Uranium set to receive boost from Japanese election outcome
The victory of the pro-business Liberal Democratic Party in Japan's election over the weekend is expected to revive the fortunes of uranium producers and explorers, hard hit since the 2011 Fukushima disaster.
The Australian reports that the Liberal Democratic Party, traditionally considered the pro-business and pro-nuclear wing of Japanese politics, is expected to introduce new measures which will provide a major boost to the global uranium sector.
Despite the recent Fukushima disaster which has tainted the reputation of nuclear energy in Japan the LDB has a relatively nuclear-friendly policy platform which would see a number of Japan's 48 decommissioned reactors rebooted following a three-year review process.
If implemented the proposal would revive uranium demand from Japan and significantly bolster the fortunes of producers and explorers of the nuclear raw material, all of whom have endured hard times in the wake of the Fukushima disaster.
The closure of Japan's nuclear power system took a severe toll on the global uranium sector, with uranium prices and shares in key producers falling precipitously.

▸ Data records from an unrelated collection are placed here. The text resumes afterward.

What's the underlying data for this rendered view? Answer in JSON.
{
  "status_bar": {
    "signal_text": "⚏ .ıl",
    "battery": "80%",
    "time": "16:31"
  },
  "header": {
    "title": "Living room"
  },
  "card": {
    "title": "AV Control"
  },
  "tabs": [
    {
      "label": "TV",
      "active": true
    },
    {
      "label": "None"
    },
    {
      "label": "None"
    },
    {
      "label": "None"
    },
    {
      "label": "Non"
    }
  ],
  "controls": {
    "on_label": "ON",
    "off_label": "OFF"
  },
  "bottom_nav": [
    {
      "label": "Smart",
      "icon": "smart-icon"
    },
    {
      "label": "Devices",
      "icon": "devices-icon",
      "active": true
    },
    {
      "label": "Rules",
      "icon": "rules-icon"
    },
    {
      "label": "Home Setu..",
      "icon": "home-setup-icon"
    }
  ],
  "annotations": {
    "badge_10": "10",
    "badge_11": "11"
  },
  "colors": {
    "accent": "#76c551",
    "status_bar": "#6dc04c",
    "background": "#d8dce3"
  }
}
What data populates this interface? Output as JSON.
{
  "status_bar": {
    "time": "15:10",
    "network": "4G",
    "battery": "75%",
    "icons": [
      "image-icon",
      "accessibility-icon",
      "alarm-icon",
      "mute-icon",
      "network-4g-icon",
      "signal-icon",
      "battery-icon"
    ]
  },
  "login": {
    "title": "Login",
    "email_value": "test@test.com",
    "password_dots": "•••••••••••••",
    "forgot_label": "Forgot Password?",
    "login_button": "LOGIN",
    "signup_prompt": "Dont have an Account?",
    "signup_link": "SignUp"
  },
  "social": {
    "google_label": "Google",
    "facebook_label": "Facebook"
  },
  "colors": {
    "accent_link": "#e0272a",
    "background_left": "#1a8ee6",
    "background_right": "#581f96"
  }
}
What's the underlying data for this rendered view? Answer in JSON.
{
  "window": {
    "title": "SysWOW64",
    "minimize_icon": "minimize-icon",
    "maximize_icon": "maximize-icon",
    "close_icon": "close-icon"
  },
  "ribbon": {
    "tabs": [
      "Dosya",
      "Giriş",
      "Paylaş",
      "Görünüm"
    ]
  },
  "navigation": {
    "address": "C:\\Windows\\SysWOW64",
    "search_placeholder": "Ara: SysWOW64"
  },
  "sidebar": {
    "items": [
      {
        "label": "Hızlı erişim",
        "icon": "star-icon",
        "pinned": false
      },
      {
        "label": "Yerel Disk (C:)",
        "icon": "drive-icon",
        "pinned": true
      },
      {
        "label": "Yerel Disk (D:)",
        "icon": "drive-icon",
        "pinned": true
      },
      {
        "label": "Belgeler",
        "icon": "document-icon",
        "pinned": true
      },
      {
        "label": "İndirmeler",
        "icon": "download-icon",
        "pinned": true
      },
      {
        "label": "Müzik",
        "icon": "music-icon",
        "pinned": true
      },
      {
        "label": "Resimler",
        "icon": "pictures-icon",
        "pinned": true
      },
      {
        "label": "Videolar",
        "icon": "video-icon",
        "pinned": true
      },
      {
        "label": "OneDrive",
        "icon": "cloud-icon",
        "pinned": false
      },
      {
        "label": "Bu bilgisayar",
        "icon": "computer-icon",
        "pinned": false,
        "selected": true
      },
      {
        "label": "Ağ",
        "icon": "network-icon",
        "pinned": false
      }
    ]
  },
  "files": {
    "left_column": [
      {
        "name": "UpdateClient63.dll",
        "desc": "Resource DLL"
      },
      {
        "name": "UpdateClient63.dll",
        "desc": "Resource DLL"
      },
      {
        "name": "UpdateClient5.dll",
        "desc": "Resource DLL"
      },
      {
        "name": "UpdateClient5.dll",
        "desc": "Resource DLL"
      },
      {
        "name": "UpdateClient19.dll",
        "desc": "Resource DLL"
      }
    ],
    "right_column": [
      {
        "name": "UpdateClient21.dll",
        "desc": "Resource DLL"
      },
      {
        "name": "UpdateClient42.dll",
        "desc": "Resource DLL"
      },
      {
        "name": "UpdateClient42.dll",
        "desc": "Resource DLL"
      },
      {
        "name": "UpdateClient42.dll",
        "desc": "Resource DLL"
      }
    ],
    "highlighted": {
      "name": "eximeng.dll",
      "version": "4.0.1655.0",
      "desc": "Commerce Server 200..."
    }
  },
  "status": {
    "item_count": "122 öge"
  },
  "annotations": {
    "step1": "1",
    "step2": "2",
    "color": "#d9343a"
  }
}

Australia's Paladin Energy has seen its share price fall from $5 just prior to the Fukushima disaster to around 89c at present, while the plunge in uranium prices due to the absence of Japanese demand has attenuated profits.
The Telegraph reports that shares in Japanese nuclear power companies leaped following the announcement of Abe's election win, with Tepco, operator of the Fukushima nuclear power station, surging 33%, Chubu Electric Power gaining 9.59% and Kansai Electric up a stunning 17.6%.
Another factor likely to boost the fortunes of uranium in the near-term is the expiration of the highly enriched uranium agreement (HEU) next year, which currently provides around 15% of global uranium supply via the conversion of which Soviet nuclear warheads into reactor fuel.